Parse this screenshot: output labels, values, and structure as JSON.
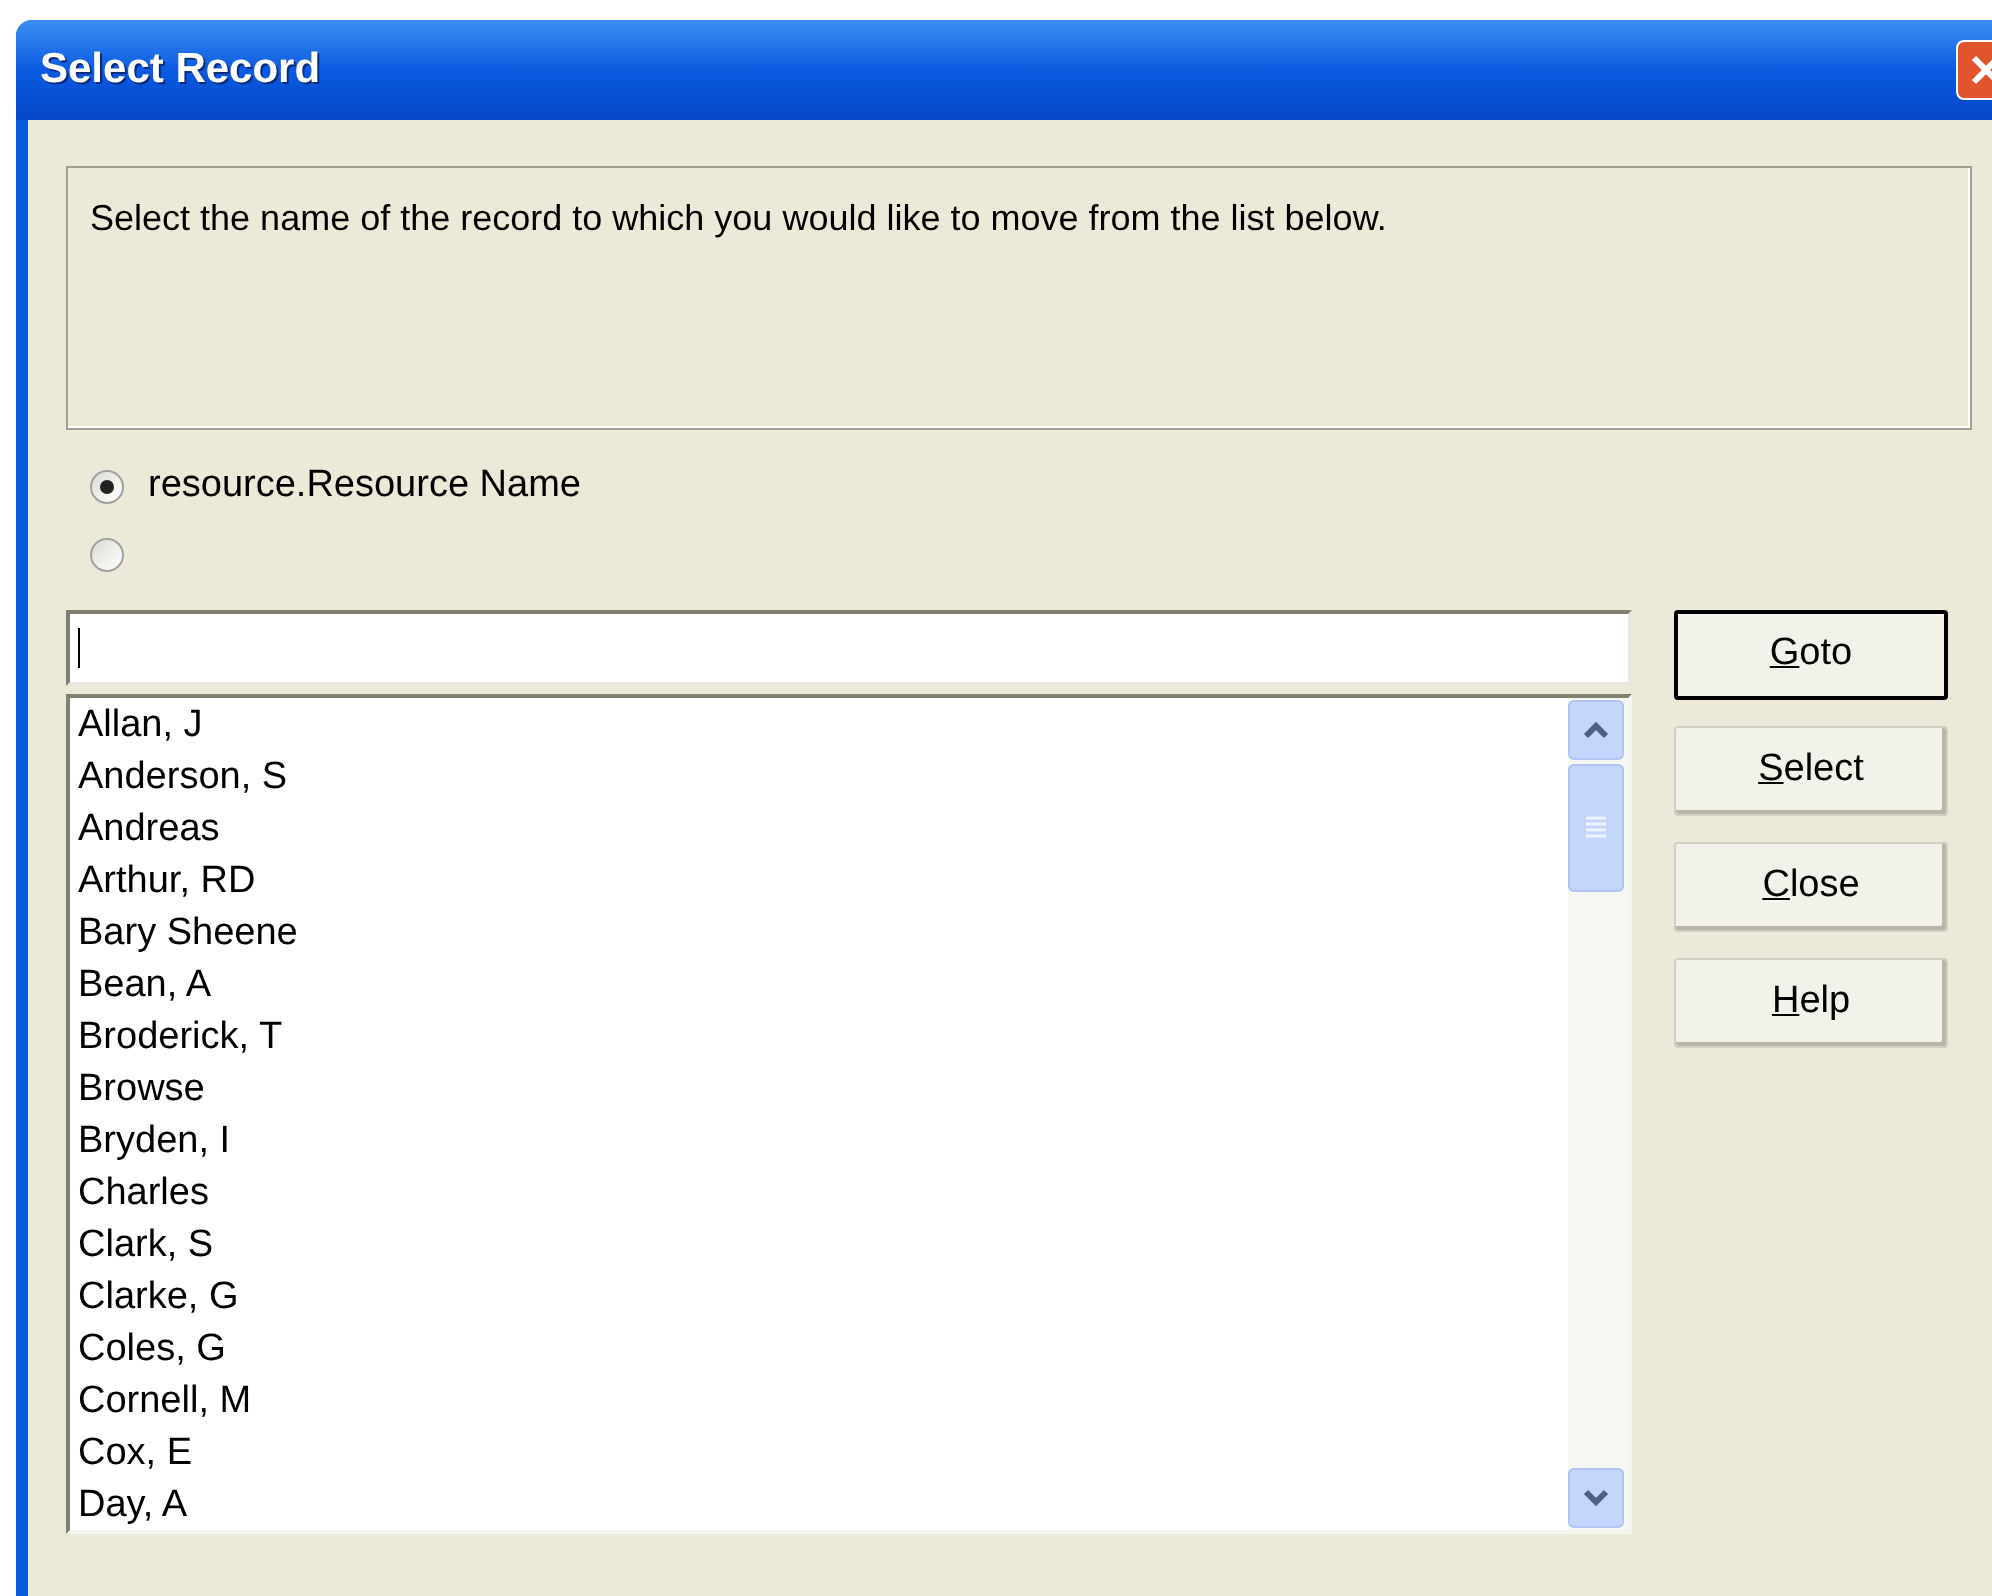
{
  "window": {
    "title": "Select Record"
  },
  "instructions": "Select the name of the record to which you would like to move from the list below.",
  "options": [
    {
      "label": "resource.Resource Name",
      "selected": true
    },
    {
      "selected": false
    }
  ],
  "records": [
    "Allan, J",
    "Anderson, S",
    "Andreas",
    "Arthur, RD",
    "Bary Sheene",
    "Bean, A",
    "Broderick, T",
    "Browse",
    "Bryden, I",
    "Charles",
    "Clark, S",
    "Clarke, G",
    "Coles, G",
    "Cornell, M",
    "Cox, E",
    "Day, A"
  ],
  "buttons": [
    {
      "label": "Goto",
      "default": true
    },
    {
      "label": "Select",
      "default": false
    },
    {
      "label": "Close",
      "default": false
    },
    {
      "label": "Help",
      "default": false
    }
  ]
}
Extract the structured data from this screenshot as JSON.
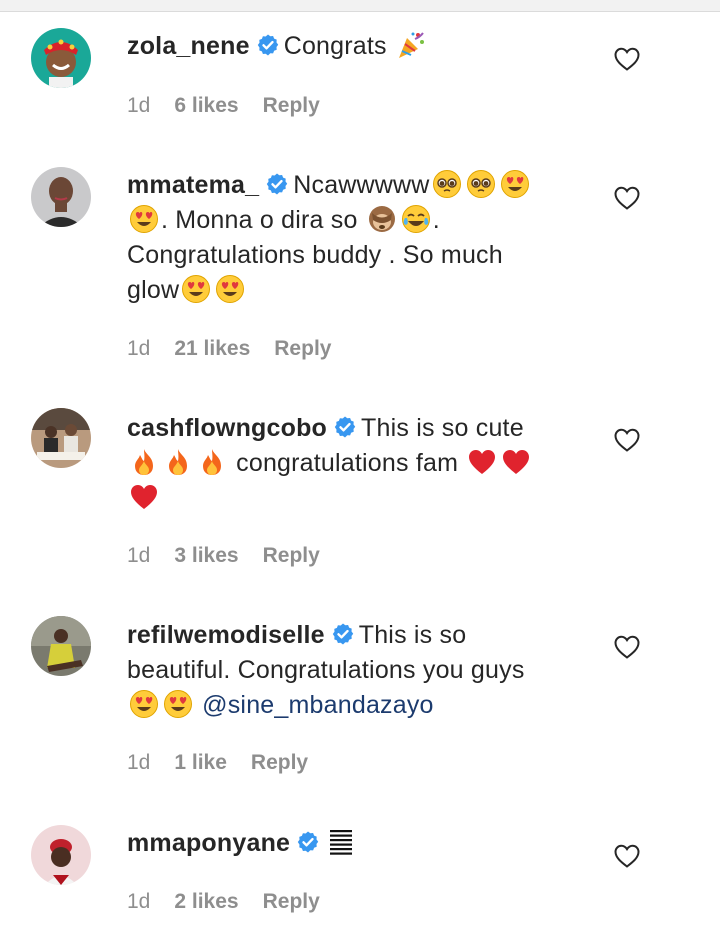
{
  "comments": [
    {
      "username": "zola_nene",
      "avatar": "zola-avatar",
      "parts": [
        {
          "t": "Congrats "
        },
        {
          "e": "party-popper"
        }
      ],
      "time": "1d",
      "likes": "6 likes",
      "reply": "Reply"
    },
    {
      "username": "mmatema_",
      "avatar": "mmatema-avatar",
      "parts": [
        {
          "t": "Ncawwwww"
        },
        {
          "e": "pleading-face"
        },
        {
          "e": "pleading-face"
        },
        {
          "e": "heart-eyes"
        },
        {
          "br": true
        },
        {
          "e": "heart-eyes"
        },
        {
          "t": ". Monna o dira so "
        },
        {
          "e": "see-no-evil-monkey"
        },
        {
          "e": "tears-of-joy"
        },
        {
          "t": "."
        },
        {
          "br": true
        },
        {
          "t": "Congratulations buddy . So much"
        },
        {
          "br": true
        },
        {
          "t": "glow"
        },
        {
          "e": "heart-eyes"
        },
        {
          "e": "heart-eyes"
        }
      ],
      "time": "1d",
      "likes": "21 likes",
      "reply": "Reply"
    },
    {
      "username": "cashflowngcobo",
      "avatar": "cashflow-avatar",
      "parts": [
        {
          "t": "This is so cute"
        },
        {
          "br": true
        },
        {
          "e": "fire"
        },
        {
          "e": "fire"
        },
        {
          "e": "fire"
        },
        {
          "t": " congratulations fam "
        },
        {
          "e": "red-heart"
        },
        {
          "e": "red-heart"
        },
        {
          "br": true
        },
        {
          "e": "red-heart"
        }
      ],
      "time": "1d",
      "likes": "3 likes",
      "reply": "Reply"
    },
    {
      "username": "refilwemodiselle",
      "avatar": "refilwe-avatar",
      "parts": [
        {
          "t": "This is so"
        },
        {
          "br": true
        },
        {
          "t": "beautiful. Congratulations you guys"
        },
        {
          "br": true
        },
        {
          "e": "heart-eyes"
        },
        {
          "e": "heart-eyes"
        },
        {
          "t": " "
        },
        {
          "m": "@sine_mbandazayo"
        }
      ],
      "time": "1d",
      "likes": "1 like",
      "reply": "Reply"
    },
    {
      "username": "mmaponyane",
      "avatar": "mmaponyane-avatar",
      "parts": [
        {
          "e": "stacked-lines"
        }
      ],
      "time": "1d",
      "likes": "2 likes",
      "reply": "Reply"
    }
  ],
  "colors": {
    "text": "#262626",
    "meta": "#8e8e8e",
    "verified": "#3897f0",
    "mention": "#1c3b6e"
  }
}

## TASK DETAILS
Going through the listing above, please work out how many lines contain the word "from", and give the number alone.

## EXPECTED ANSWER
2